● AIM OF THE EXERCISE
Work through the entries below and show every line in which "shield" is found.

Top of PROVIDED DATA

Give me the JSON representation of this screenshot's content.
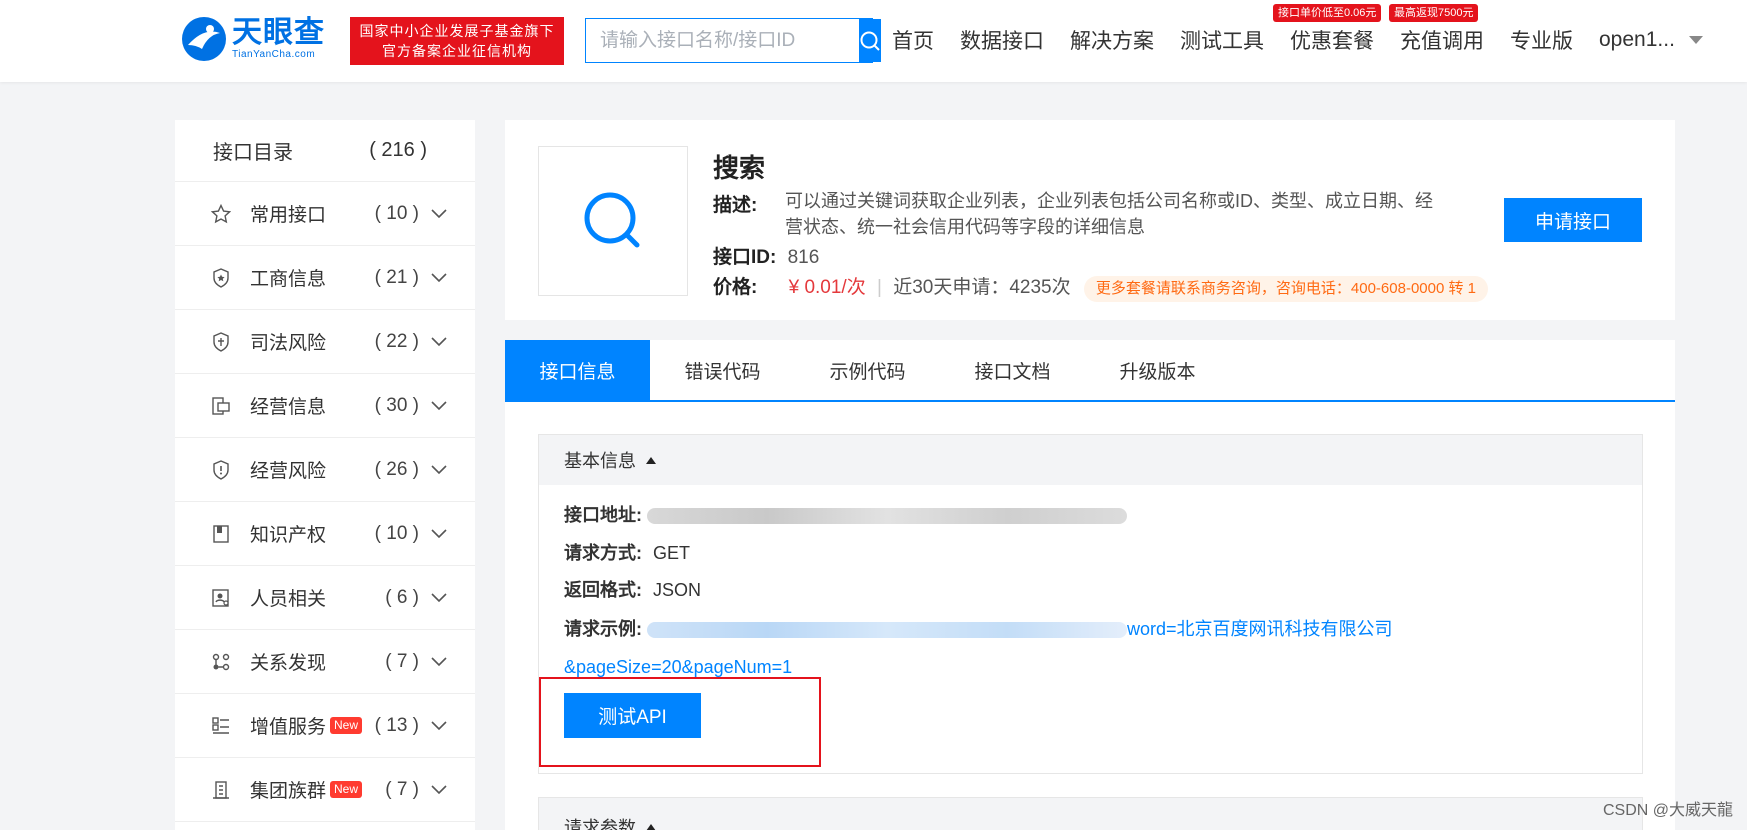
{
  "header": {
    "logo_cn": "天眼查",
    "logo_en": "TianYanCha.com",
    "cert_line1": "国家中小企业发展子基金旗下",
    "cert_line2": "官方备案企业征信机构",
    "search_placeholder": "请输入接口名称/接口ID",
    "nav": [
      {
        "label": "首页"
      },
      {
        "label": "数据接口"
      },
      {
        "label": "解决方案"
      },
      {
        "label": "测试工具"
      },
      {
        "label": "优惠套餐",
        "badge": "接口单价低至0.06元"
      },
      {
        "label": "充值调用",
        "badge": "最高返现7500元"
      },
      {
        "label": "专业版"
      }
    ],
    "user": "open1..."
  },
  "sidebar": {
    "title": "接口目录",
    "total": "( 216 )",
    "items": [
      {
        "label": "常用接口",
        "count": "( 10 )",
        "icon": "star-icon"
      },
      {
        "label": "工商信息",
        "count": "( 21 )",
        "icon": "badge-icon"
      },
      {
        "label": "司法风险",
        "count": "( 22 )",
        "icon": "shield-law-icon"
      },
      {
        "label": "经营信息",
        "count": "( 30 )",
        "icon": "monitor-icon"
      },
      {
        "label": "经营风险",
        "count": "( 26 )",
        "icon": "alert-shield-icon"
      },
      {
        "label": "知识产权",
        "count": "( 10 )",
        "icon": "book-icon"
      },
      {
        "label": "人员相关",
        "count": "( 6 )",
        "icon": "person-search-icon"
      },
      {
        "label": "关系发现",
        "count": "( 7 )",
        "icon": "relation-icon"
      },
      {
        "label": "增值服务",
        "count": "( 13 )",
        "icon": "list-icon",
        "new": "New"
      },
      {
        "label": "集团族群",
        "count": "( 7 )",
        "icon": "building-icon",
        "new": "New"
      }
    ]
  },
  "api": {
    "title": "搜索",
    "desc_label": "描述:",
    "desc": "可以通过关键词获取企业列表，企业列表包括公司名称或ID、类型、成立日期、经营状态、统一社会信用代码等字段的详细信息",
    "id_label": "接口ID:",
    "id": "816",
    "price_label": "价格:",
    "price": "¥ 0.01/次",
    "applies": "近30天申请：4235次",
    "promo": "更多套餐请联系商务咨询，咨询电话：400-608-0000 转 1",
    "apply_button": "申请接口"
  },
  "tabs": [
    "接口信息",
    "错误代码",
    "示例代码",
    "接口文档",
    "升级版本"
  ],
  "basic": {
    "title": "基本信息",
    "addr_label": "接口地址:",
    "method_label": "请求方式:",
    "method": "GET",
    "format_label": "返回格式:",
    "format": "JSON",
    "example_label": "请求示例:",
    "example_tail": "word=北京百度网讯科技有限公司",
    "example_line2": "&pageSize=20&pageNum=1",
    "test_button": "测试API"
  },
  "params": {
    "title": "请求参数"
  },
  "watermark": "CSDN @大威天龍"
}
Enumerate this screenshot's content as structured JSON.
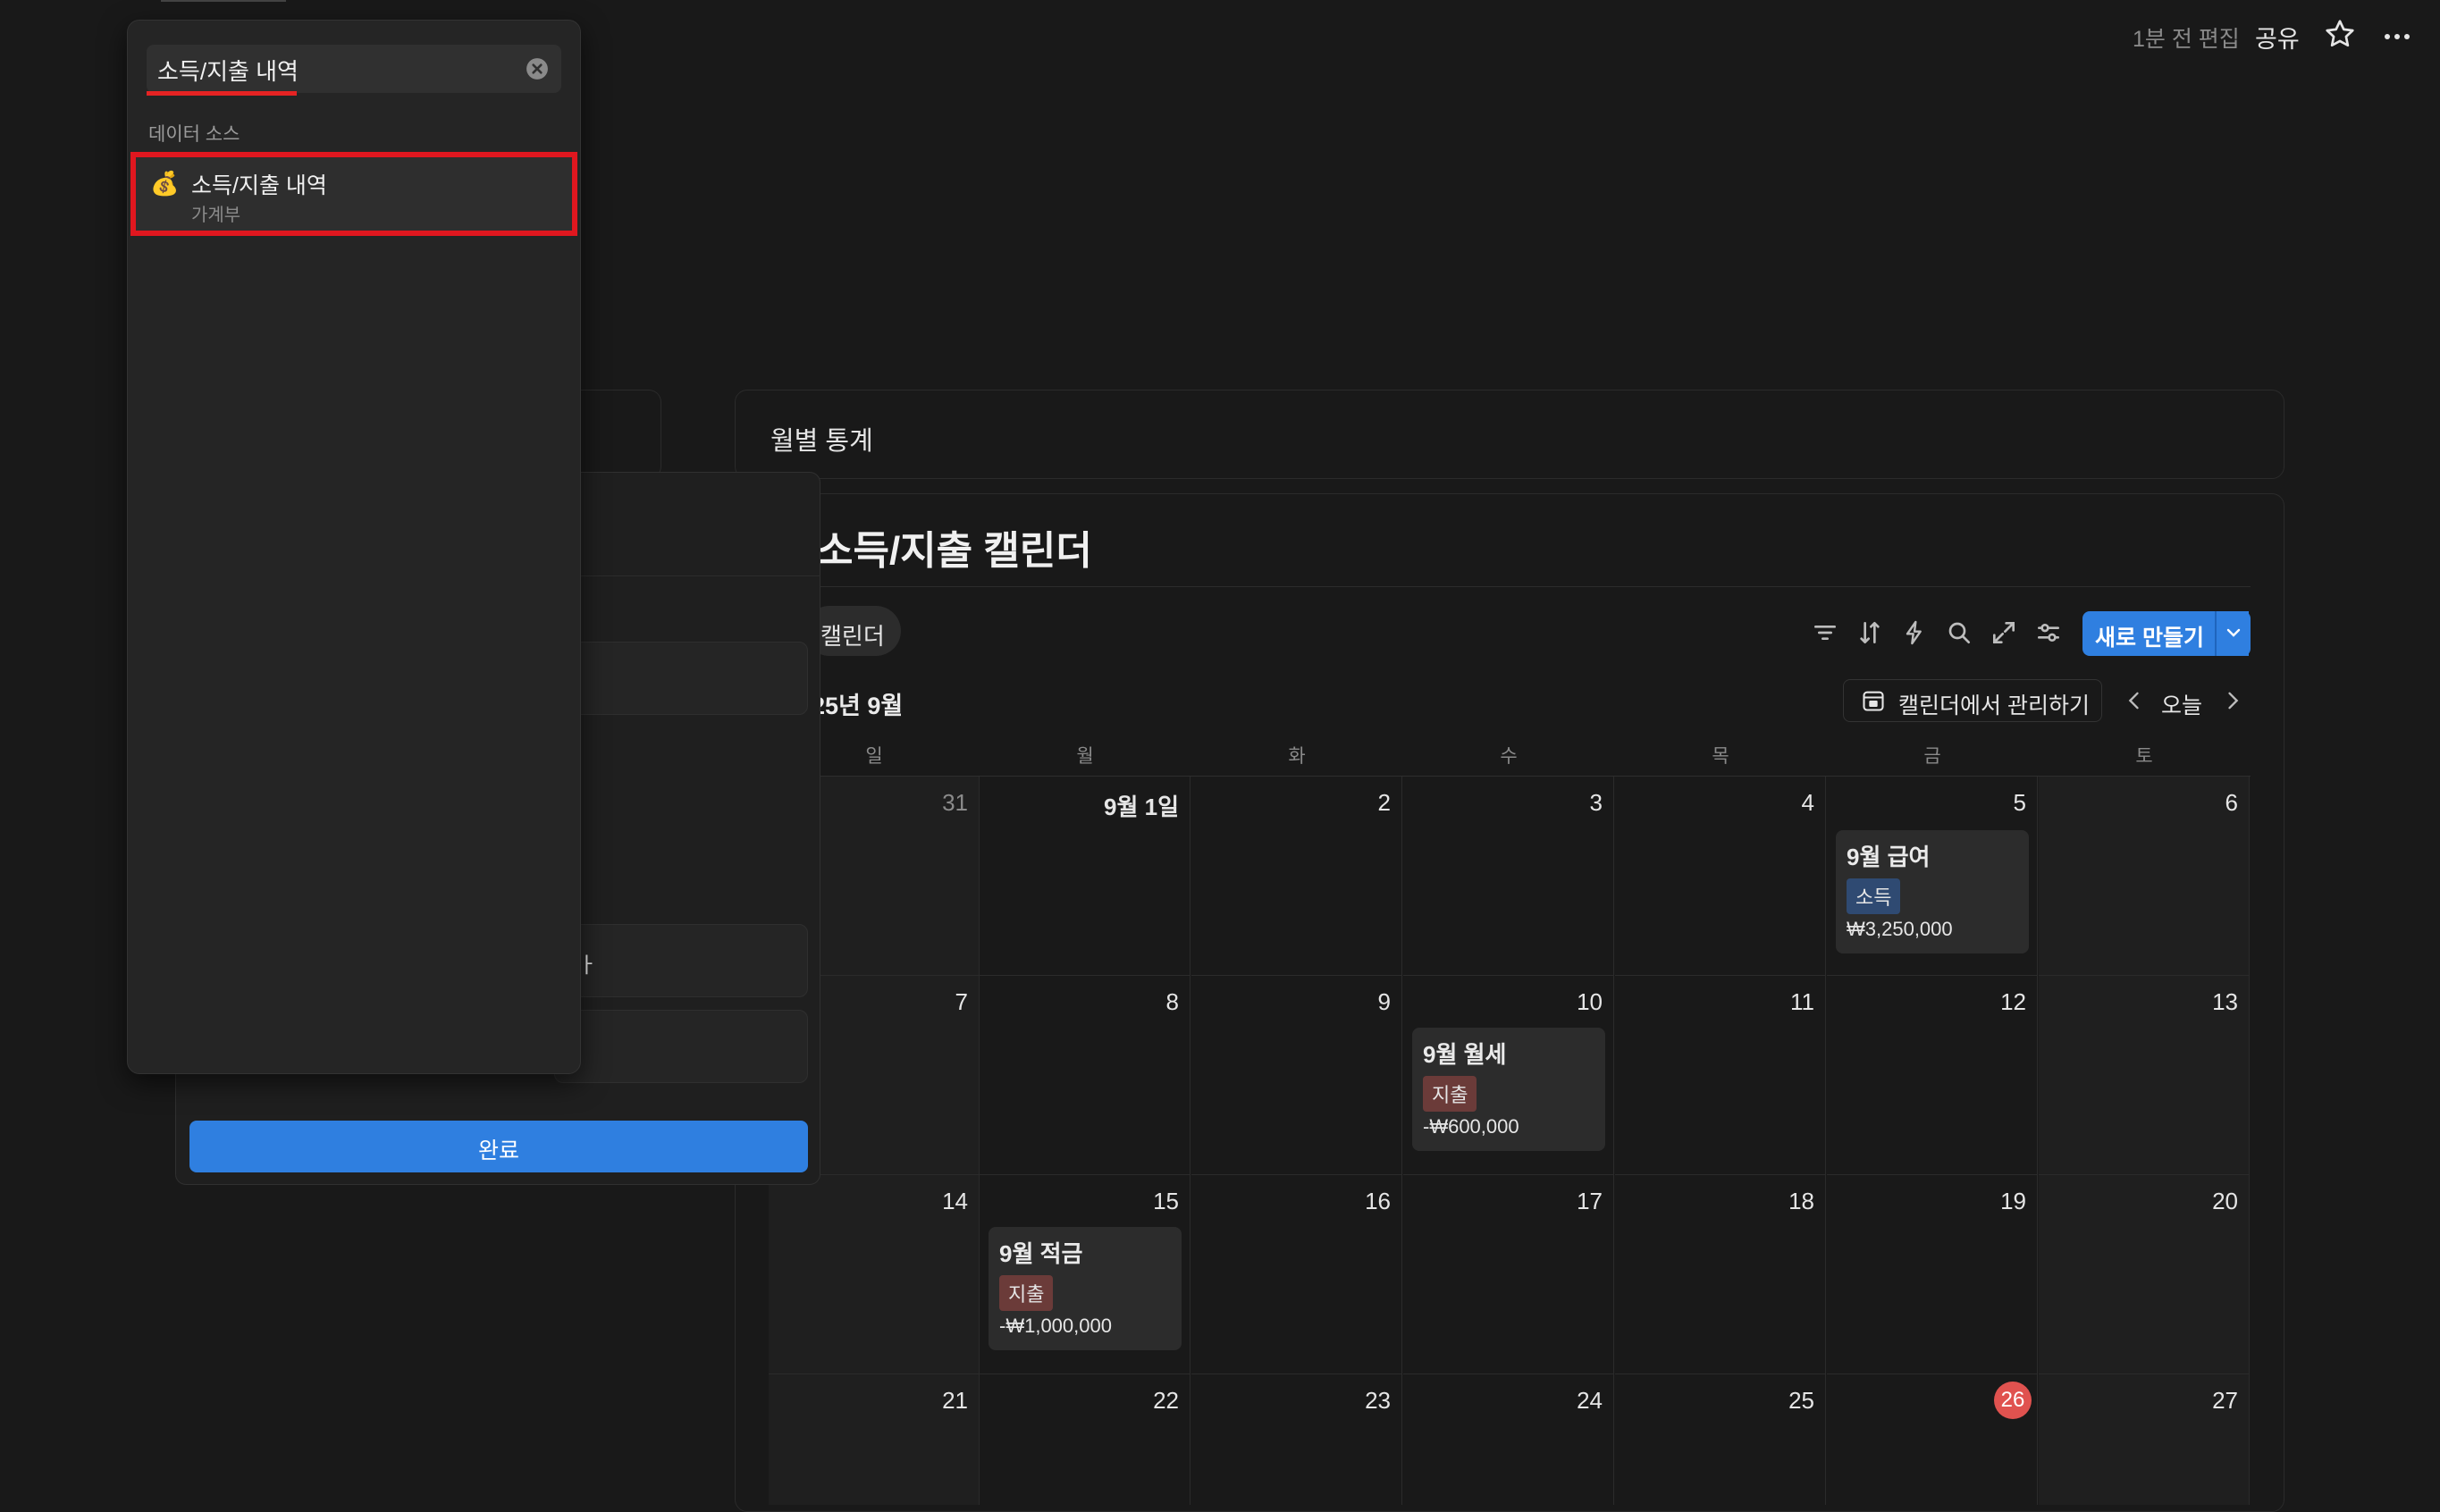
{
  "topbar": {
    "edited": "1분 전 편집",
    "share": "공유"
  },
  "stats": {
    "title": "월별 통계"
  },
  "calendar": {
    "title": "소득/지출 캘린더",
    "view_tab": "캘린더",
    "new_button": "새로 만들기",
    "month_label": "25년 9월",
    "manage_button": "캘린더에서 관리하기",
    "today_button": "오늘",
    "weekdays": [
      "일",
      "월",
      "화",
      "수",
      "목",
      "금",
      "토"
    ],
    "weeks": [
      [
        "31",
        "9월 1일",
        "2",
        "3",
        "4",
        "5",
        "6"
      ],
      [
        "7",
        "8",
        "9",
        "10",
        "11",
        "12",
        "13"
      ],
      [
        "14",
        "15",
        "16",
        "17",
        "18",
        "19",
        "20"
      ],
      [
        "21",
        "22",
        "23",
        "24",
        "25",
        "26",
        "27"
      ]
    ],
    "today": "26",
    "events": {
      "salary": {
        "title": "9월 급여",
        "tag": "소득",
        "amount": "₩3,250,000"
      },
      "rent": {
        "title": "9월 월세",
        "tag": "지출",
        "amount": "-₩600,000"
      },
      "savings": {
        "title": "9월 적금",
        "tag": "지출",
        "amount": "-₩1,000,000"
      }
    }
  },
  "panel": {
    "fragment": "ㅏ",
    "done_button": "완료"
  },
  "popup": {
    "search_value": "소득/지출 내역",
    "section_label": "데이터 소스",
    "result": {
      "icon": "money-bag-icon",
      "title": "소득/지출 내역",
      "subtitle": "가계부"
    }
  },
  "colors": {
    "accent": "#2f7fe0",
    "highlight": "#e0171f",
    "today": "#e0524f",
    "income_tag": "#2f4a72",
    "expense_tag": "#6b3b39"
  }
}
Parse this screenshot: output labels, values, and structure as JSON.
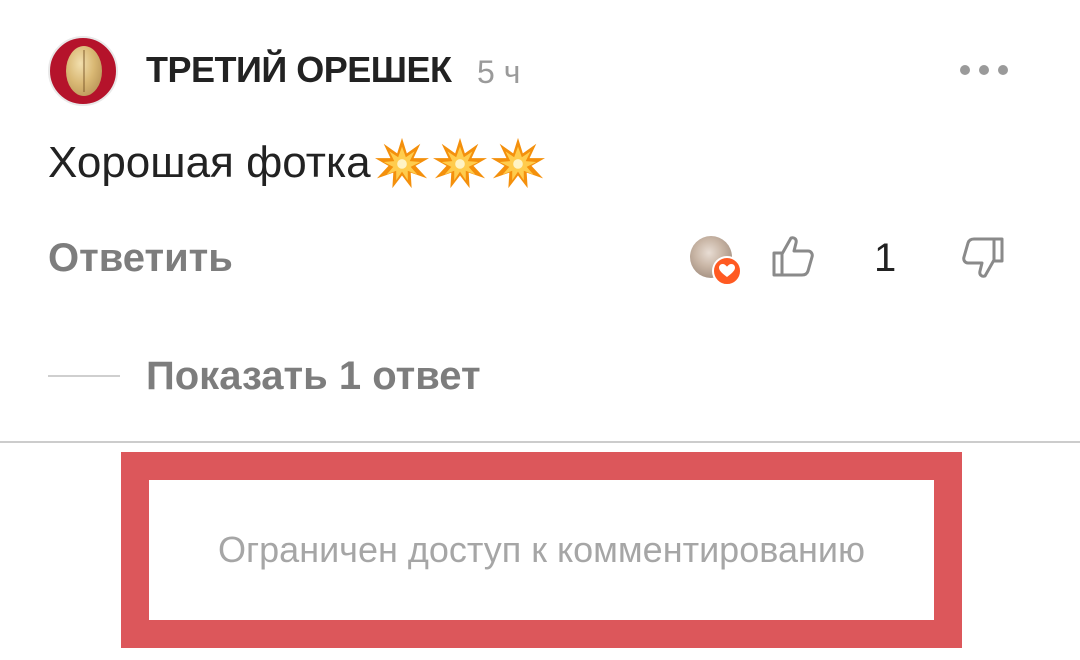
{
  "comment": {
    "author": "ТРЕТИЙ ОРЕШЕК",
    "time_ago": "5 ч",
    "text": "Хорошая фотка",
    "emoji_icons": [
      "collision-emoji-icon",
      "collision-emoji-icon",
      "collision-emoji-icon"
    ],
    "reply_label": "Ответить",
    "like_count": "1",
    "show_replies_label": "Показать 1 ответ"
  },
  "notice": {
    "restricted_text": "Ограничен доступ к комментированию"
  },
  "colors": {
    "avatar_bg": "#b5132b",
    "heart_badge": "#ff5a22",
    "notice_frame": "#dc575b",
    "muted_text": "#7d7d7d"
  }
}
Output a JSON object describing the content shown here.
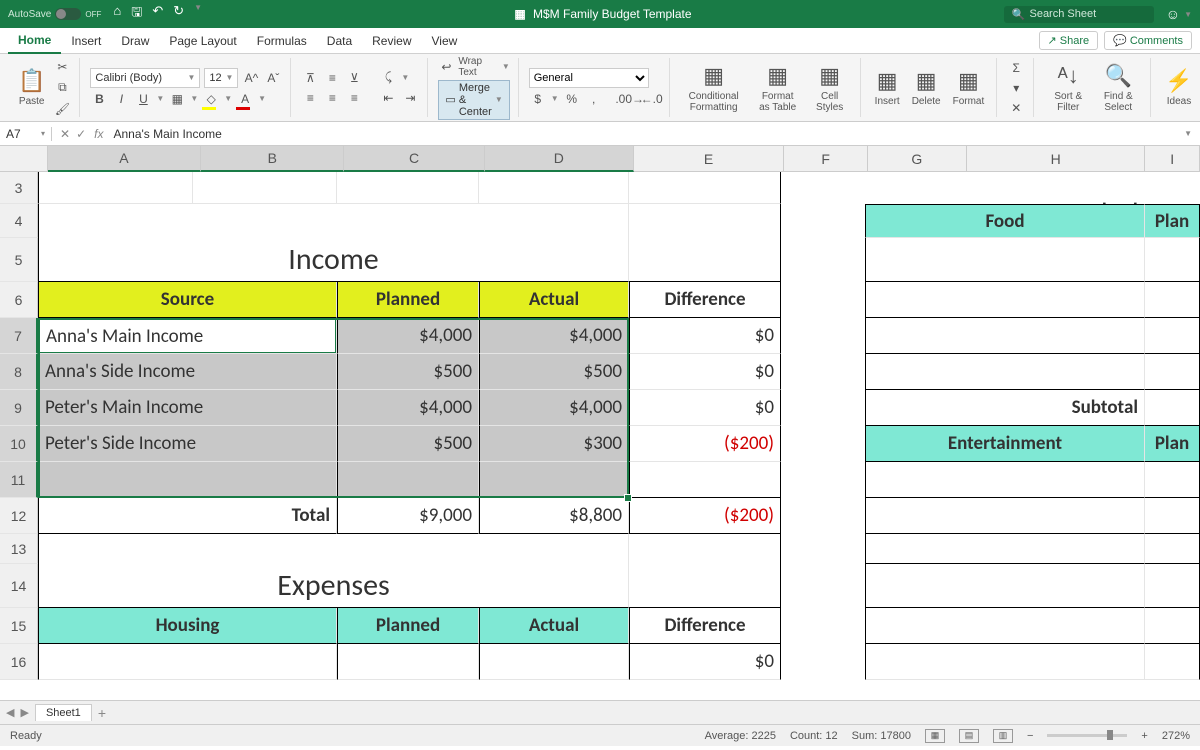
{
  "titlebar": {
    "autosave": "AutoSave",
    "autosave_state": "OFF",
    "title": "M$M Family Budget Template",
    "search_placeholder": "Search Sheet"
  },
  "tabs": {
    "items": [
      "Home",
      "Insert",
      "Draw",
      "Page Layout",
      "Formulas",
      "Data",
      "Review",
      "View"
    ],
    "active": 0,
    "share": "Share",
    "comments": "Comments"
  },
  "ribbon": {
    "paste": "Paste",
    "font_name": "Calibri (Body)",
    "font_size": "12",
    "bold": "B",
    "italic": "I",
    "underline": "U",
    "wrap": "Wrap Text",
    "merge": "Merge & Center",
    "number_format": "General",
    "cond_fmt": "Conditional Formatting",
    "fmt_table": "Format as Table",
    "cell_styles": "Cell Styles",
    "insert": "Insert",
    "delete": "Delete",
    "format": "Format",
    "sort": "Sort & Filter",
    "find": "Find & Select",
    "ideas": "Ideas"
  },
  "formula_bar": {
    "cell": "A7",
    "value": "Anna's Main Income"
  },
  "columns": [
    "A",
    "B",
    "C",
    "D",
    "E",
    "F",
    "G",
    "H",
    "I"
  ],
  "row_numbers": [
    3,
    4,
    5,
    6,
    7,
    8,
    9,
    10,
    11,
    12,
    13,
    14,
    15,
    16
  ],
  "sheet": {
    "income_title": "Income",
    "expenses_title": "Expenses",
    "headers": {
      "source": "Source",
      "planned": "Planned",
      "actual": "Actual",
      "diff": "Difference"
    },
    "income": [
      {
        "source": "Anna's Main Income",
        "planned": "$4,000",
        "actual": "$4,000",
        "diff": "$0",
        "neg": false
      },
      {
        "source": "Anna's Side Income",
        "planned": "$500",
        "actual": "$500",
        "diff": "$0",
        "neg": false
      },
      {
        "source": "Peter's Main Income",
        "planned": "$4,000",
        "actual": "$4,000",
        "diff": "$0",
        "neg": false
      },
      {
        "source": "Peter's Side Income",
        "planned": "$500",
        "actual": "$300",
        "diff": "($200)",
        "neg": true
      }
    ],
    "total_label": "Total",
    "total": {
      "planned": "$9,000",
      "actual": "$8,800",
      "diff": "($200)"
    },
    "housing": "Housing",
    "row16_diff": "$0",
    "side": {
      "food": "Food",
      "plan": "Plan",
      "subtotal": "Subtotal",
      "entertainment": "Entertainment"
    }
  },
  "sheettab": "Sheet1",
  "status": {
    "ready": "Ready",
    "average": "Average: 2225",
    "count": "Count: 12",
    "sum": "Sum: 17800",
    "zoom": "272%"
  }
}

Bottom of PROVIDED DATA

● SOLVED PROBLEM
        "icon": "shield-law-icon"
        "icon": "alert-shield-icon"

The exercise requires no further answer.